Does Everpower’s owner view it as a “noble way to lose money”?

Remember, we recently posted a blog about Terra Firma, the owner of Everpower- the company hoping to develop a BigWind industrial facility in Ohio. How could this affect the future of this facility for Ohio? How could this affect the tax promises to the counties? the leaseholders? the farmland?….

Private equity houses are retreating from the much-hyped renewable energy sector in the wake of a swath of lossmaking investments.

About 87 per cent of renewables-focused private equity funds have generated returns below that of the median private equity fund to date, with vehicles managed by HgCapital, Impax, InfraRed, BlackRock and Foresight all currently under water, according to figures from Preqin, the data provider.

Sector-wide returns have been so poor that few of the large energy-focused US private equity houses that have launched dedicated renewables funds to date are expected to offer follow-up funds….

“Just 22 per cent of funds have an IRR [internal rate of return] over 3 per cent. To me 3 per cent is losing money because you have a cost of capital. Just looking at the numbers, it does not really stack up in the private equity world,” he said.

“From my experience, you would look at many projects and only a few of them would be economically viable.”…

Joseph Dear, chief investment officer of Calpers, the world’s sixth-largest pension fund, last year described clean-tech investment as a “noble way to lose money”, with Calpers having suffered annualised losses of 9.7 per cent in the sector.

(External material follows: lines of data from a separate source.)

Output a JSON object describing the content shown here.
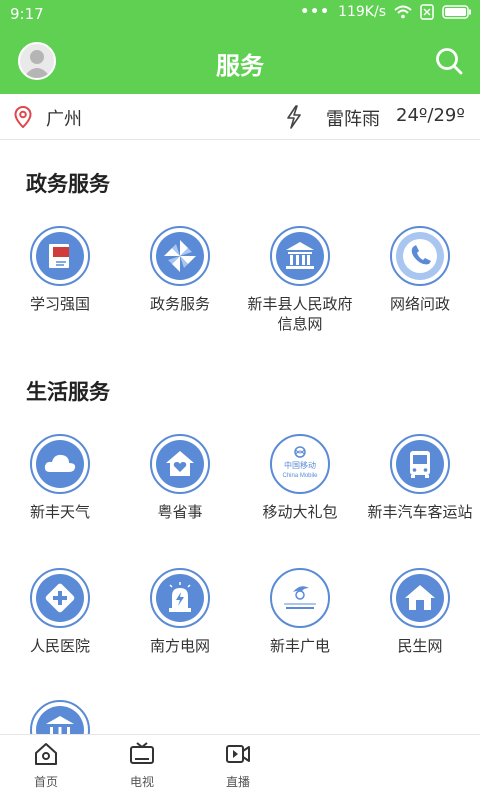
{
  "status_bar": {
    "time": "9:17",
    "speed": "119K/s"
  },
  "header": {
    "title": "服务"
  },
  "weather": {
    "city": "广州",
    "description": "雷阵雨",
    "temperature": "24º/29º"
  },
  "sections": {
    "gov": {
      "title": "政务服务",
      "items": [
        {
          "label": "学习强国",
          "icon": "flag-book-icon"
        },
        {
          "label": "政务服务",
          "icon": "pinwheel-icon"
        },
        {
          "label": "新丰县人民政府信息网",
          "icon": "government-building-icon"
        },
        {
          "label": "网络问政",
          "icon": "phone-icon"
        }
      ]
    },
    "life": {
      "title": "生活服务",
      "items": [
        {
          "label": "新丰天气",
          "icon": "cloud-icon"
        },
        {
          "label": "粤省事",
          "icon": "house-heart-icon"
        },
        {
          "label": "移动大礼包",
          "icon": "china-mobile-logo",
          "logo_cn": "中国移动",
          "logo_en": "China Mobile"
        },
        {
          "label": "新丰汽车客运站",
          "icon": "bus-icon"
        },
        {
          "label": "人民医院",
          "icon": "medical-cross-icon"
        },
        {
          "label": "南方电网",
          "icon": "power-alarm-icon"
        },
        {
          "label": "新丰广电",
          "icon": "broadcast-logo"
        },
        {
          "label": "民生网",
          "icon": "house-icon"
        },
        {
          "label": "",
          "icon": "building-icon"
        }
      ]
    }
  },
  "tabbar": {
    "tabs": [
      {
        "label": "首页",
        "icon": "home-icon"
      },
      {
        "label": "电视",
        "icon": "tv-icon"
      },
      {
        "label": "直播",
        "icon": "video-icon"
      }
    ]
  },
  "colors": {
    "brand_green": "#5fd052",
    "icon_blue": "#5b8bd6"
  }
}
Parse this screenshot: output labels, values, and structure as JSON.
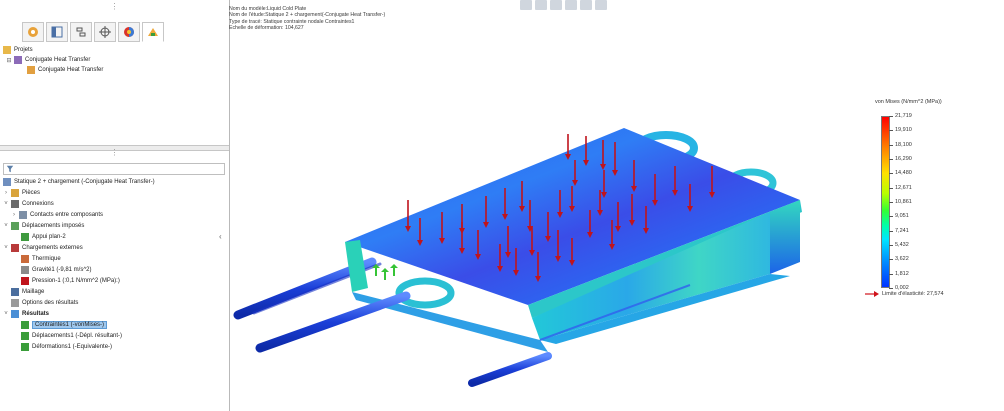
{
  "colors": {
    "accent": "#4a8fd6",
    "selection": "#9fc8ee",
    "arrow": "#c0141c",
    "yield": "#d0121a"
  },
  "panel": {
    "tabs": [
      "feature-manager",
      "property-manager",
      "configuration-manager",
      "dimxpert",
      "display-manager",
      "simulation"
    ],
    "projects": {
      "root": "Projets",
      "study": "Conjugate Heat Transfer",
      "child": "Conjugate Heat Transfer"
    },
    "study_tree": {
      "study": "Statique 2 + chargement (-Conjugate Heat Transfer-)",
      "parts": "Pièces",
      "connections": "Connexions",
      "contacts": "Contacts entre composants",
      "fixtures": "Déplacements imposés",
      "fixture1": "Appui plan-2",
      "loads": "Chargements externes",
      "thermal": "Thermique",
      "gravity": "Gravité1 (-9,81 m/s^2)",
      "pressure": "Pression-1 (:0,1 N/mm^2 (MPa):)",
      "mesh": "Maillage",
      "result_options": "Options des résultats",
      "results": "Résultats",
      "stress": "Contraintes1 (-vonMises-)",
      "displacement": "Déplacements1 (-Dépl. résultant-)",
      "strain": "Déformations1 (-Equivalente-)"
    }
  },
  "viewport": {
    "info": [
      "Nom du modèle:Liquid Cold Plate",
      "Nom de l'étude:Statique 2 + chargement(-Conjugate Heat Transfer-)",
      "Type de tracé: Statique contrainte nodale Contraintes1",
      "Echelle de déformation: 104,627"
    ]
  },
  "legend": {
    "title": "von Mises (N/mm^2 (MPa))",
    "ticks": [
      "21,719",
      "19,910",
      "18,100",
      "16,290",
      "14,480",
      "12,671",
      "10,861",
      "9,051",
      "7,241",
      "5,432",
      "3,622",
      "1,812",
      "0,002"
    ],
    "yield_label": "Limite d'élasticité: 27,574"
  }
}
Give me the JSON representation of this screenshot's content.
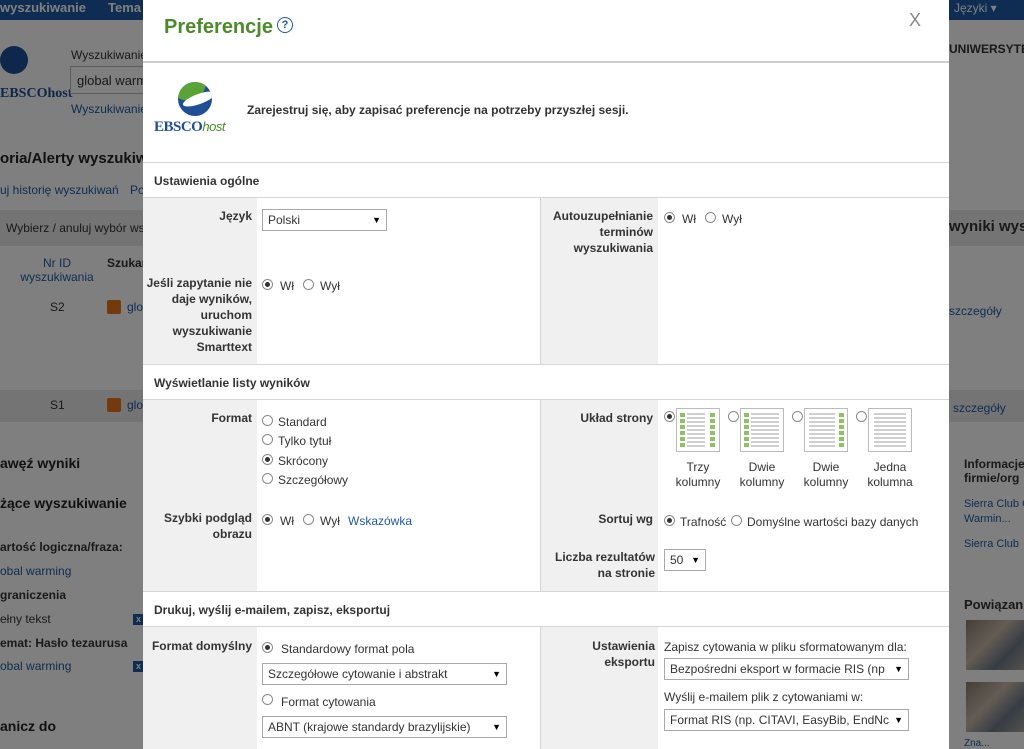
{
  "background": {
    "nav": [
      "wyszukiwanie",
      "Tema",
      "Języki ▾"
    ],
    "search_label": "Wyszukiwanie",
    "search_value": "global warming",
    "search_link": "Wyszukiwanie",
    "logo": "EBSCOhost",
    "institution": "UNIWERSYTET",
    "history_title": "oria/Alerty wyszukiw",
    "history_link": "uj historię wyszukiwań",
    "history_link2": "Po",
    "select_all": "Wybierz / anuluj wybór ws",
    "results_header": "wyniki wys",
    "col_id": "Nr ID wyszukiwania",
    "col_search": "Szukan",
    "rows": [
      {
        "id": "S2",
        "term": "glo",
        "details": "szczegóły"
      },
      {
        "id": "S1",
        "term": "glo",
        "details": "szczegóły"
      }
    ],
    "narrow": "awęź wyniki",
    "current_search": "żące wyszukiwanie",
    "boolean": "artość logiczna/fraza:",
    "boolean_value": "obal warming",
    "limits": "graniczenia",
    "fulltext": "ełny tekst",
    "thesaurus": "emat: Hasło tezaurusa",
    "thesaurus_value": "obal warming",
    "limit_to": "anicz do",
    "info": "Informacje firmie/org",
    "sierra1": "Sierra Club C",
    "sierra1b": "Warmin...",
    "sierra2": "Sierra Club",
    "related": "Powiązan",
    "more_images": "Zna..."
  },
  "modal": {
    "title": "Preferencje",
    "help_icon": "?",
    "close": "X",
    "logo_main": "EBSCO",
    "logo_sub": "host",
    "register_text": "Zarejestruj się, aby zapisać preferencje na potrzeby przyszłej sesji.",
    "general": {
      "heading": "Ustawienia ogólne",
      "language_label": "Język",
      "language_value": "Polski",
      "autocomplete_label": "Autouzupełnianie terminów wyszukiwania",
      "on": "Wł",
      "off": "Wył",
      "smarttext_label": "Jeśli zapytanie nie daje wyników, uruchom wyszukiwanie Smarttext"
    },
    "results": {
      "heading": "Wyświetlanie listy wyników",
      "format_label": "Format",
      "formats": [
        "Standard",
        "Tylko tytuł",
        "Skrócony",
        "Szczegółowy"
      ],
      "selected_format": "Skrócony",
      "layout_label": "Układ strony",
      "layouts": [
        {
          "line1": "Trzy",
          "line2": "kolumny"
        },
        {
          "line1": "Dwie",
          "line2": "kolumny"
        },
        {
          "line1": "Dwie",
          "line2": "kolumny"
        },
        {
          "line1": "Jedna",
          "line2": "kolumna"
        }
      ],
      "preview_label": "Szybki podgląd obrazu",
      "hint": "Wskazówka",
      "sort_label": "Sortuj wg",
      "sort_relevance": "Trafność",
      "sort_default": "Domyślne wartości bazy danych",
      "count_label": "Liczba rezultatów na stronie",
      "count_value": "50"
    },
    "print": {
      "heading": "Drukuj, wyślij e-mailem, zapisz, eksportuj",
      "default_format_label": "Format domyślny",
      "standard_field_format": "Standardowy format pola",
      "standard_select": "Szczegółowe cytowanie i abstrakt",
      "citation_format": "Format cytowania",
      "citation_select": "ABNT (krajowe standardy brazylijskie)",
      "export_label": "Ustawienia eksportu",
      "save_citations": "Zapisz cytowania w pliku sformatowanym dla:",
      "save_select": "Bezpośredni eksport w formacie RIS (np",
      "email_citations": "Wyślij e-mailem plik z cytowaniami w:",
      "email_select": "Format RIS (np. CITAVI, EasyBib, EndNc"
    }
  }
}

“We are all familiar with the J-curve in private equity. Well, for Calpers, clean-tech investing has got an L-curve for ‘lose’,” added Mr Dear. “If it takes 12 years to get the money out, the internal rate of return is not going to be very good, even if the investment is reasonably successful.”

Plans by Guy Hands’ Terra Firma house to launch a $2bn renewables fund were thrown into doubt last week when Damian Darragh, the star dealmaker in charge of raising the fund, was sacked.

A senior figure at one private equity house with a renewable energy fund, who declined to be named, said venture capital-style clean-tech investments, such as making electric vehicles or solar panels, had “done horribly”, but argued that biomass, solar or wind farm operations themselves had provided a “decent, respectable return”, with institutional investors such as pension funds keen to buy sites when they are up and running.

Jay Yoder, head of real assets investment at Altius, described renewable energy investing as a “trendy fad” that was overly reliant on government promises of tax credits and subsidies, which have been broken in countries such as Spain.

“We are constantly warning investors about renewable energy. One is investing more in political decisions than in tangible assets,” he said.

“Unfortunately, when the inevitable, and considerably higher, bill comes due, constituents start complaining and politicians start breaking their promises and reneging on their contracts.”

February 16, 2014 3:14 am Private equity retreats from renewables ‘fad’ By Steve Johnson